(Recorded data)

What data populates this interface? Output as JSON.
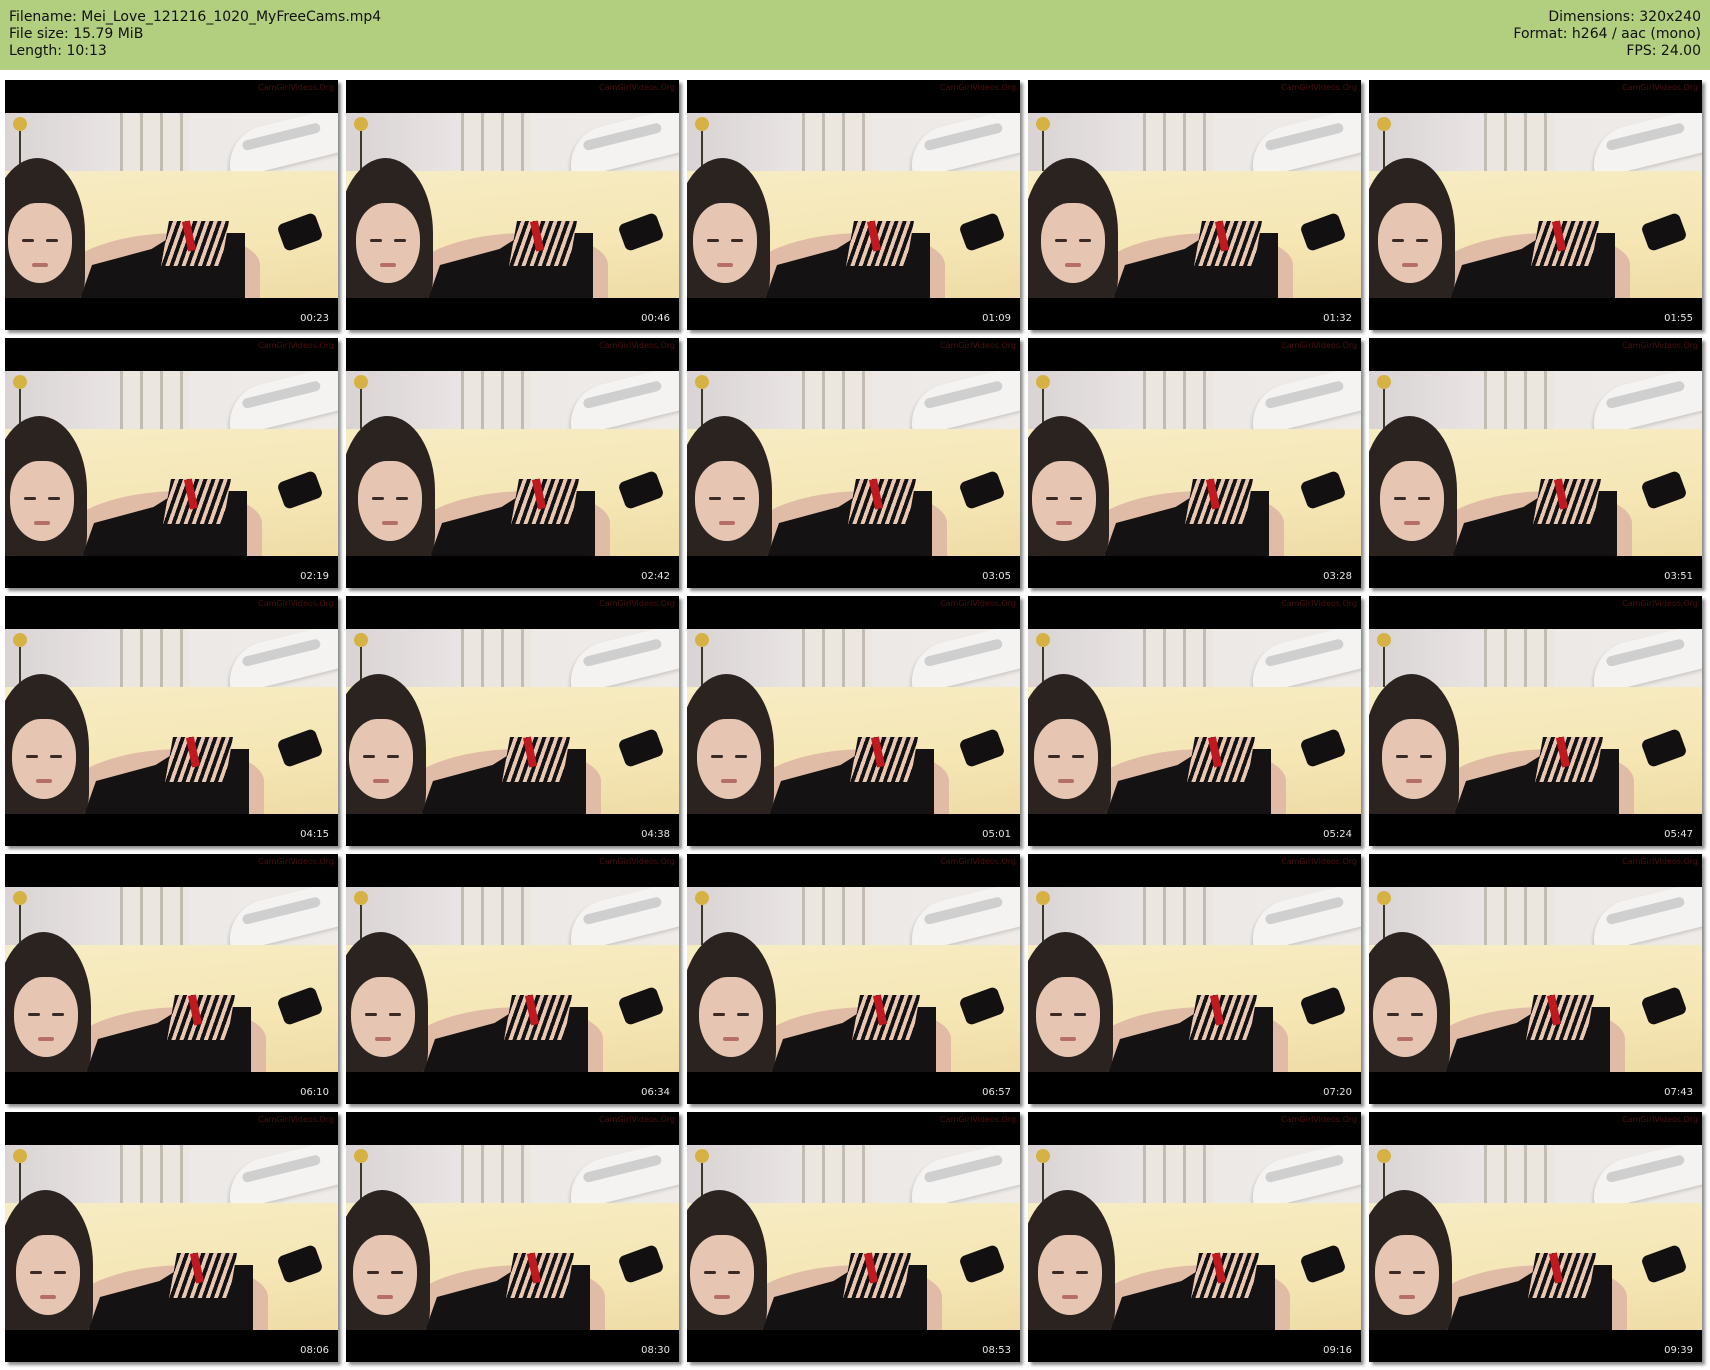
{
  "header": {
    "filename_line": "Filename: Mei_Love_121216_1020_MyFreeCams.mp4",
    "filesize_line": "File size: 15.79 MiB",
    "length_line": "Length: 10:13",
    "dimensions_line": "Dimensions: 320x240",
    "format_line": "Format: h264 / aac (mono)",
    "fps_line": "FPS: 24.00",
    "background_color": "#b2ce7f"
  },
  "thumbnails": [
    {
      "timestamp": "00:23"
    },
    {
      "timestamp": "00:46"
    },
    {
      "timestamp": "01:09"
    },
    {
      "timestamp": "01:32"
    },
    {
      "timestamp": "01:55"
    },
    {
      "timestamp": "02:19"
    },
    {
      "timestamp": "02:42"
    },
    {
      "timestamp": "03:05"
    },
    {
      "timestamp": "03:28"
    },
    {
      "timestamp": "03:51"
    },
    {
      "timestamp": "04:15"
    },
    {
      "timestamp": "04:38"
    },
    {
      "timestamp": "05:01"
    },
    {
      "timestamp": "05:24"
    },
    {
      "timestamp": "05:47"
    },
    {
      "timestamp": "06:10"
    },
    {
      "timestamp": "06:34"
    },
    {
      "timestamp": "06:57"
    },
    {
      "timestamp": "07:20"
    },
    {
      "timestamp": "07:43"
    },
    {
      "timestamp": "08:06"
    },
    {
      "timestamp": "08:30"
    },
    {
      "timestamp": "08:53"
    },
    {
      "timestamp": "09:16"
    },
    {
      "timestamp": "09:39"
    }
  ],
  "watermark_text": "CamGirlVideos.Org"
}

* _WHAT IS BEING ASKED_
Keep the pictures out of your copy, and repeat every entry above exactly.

* _RESPONSE_
What data populates this interface? Output as JSON.
{
  "header": {
    "filename_line": "Filename: Mei_Love_121216_1020_MyFreeCams.mp4",
    "filesize_line": "File size: 15.79 MiB",
    "length_line": "Length: 10:13",
    "dimensions_line": "Dimensions: 320x240",
    "format_line": "Format: h264 / aac (mono)",
    "fps_line": "FPS: 24.00",
    "background_color": "#b2ce7f"
  },
  "thumbnails": [
    {
      "timestamp": "00:23"
    },
    {
      "timestamp": "00:46"
    },
    {
      "timestamp": "01:09"
    },
    {
      "timestamp": "01:32"
    },
    {
      "timestamp": "01:55"
    },
    {
      "timestamp": "02:19"
    },
    {
      "timestamp": "02:42"
    },
    {
      "timestamp": "03:05"
    },
    {
      "timestamp": "03:28"
    },
    {
      "timestamp": "03:51"
    },
    {
      "timestamp": "04:15"
    },
    {
      "timestamp": "04:38"
    },
    {
      "timestamp": "05:01"
    },
    {
      "timestamp": "05:24"
    },
    {
      "timestamp": "05:47"
    },
    {
      "timestamp": "06:10"
    },
    {
      "timestamp": "06:34"
    },
    {
      "timestamp": "06:57"
    },
    {
      "timestamp": "07:20"
    },
    {
      "timestamp": "07:43"
    },
    {
      "timestamp": "08:06"
    },
    {
      "timestamp": "08:30"
    },
    {
      "timestamp": "08:53"
    },
    {
      "timestamp": "09:16"
    },
    {
      "timestamp": "09:39"
    }
  ],
  "watermark_text": "CamGirlVideos.Org"
}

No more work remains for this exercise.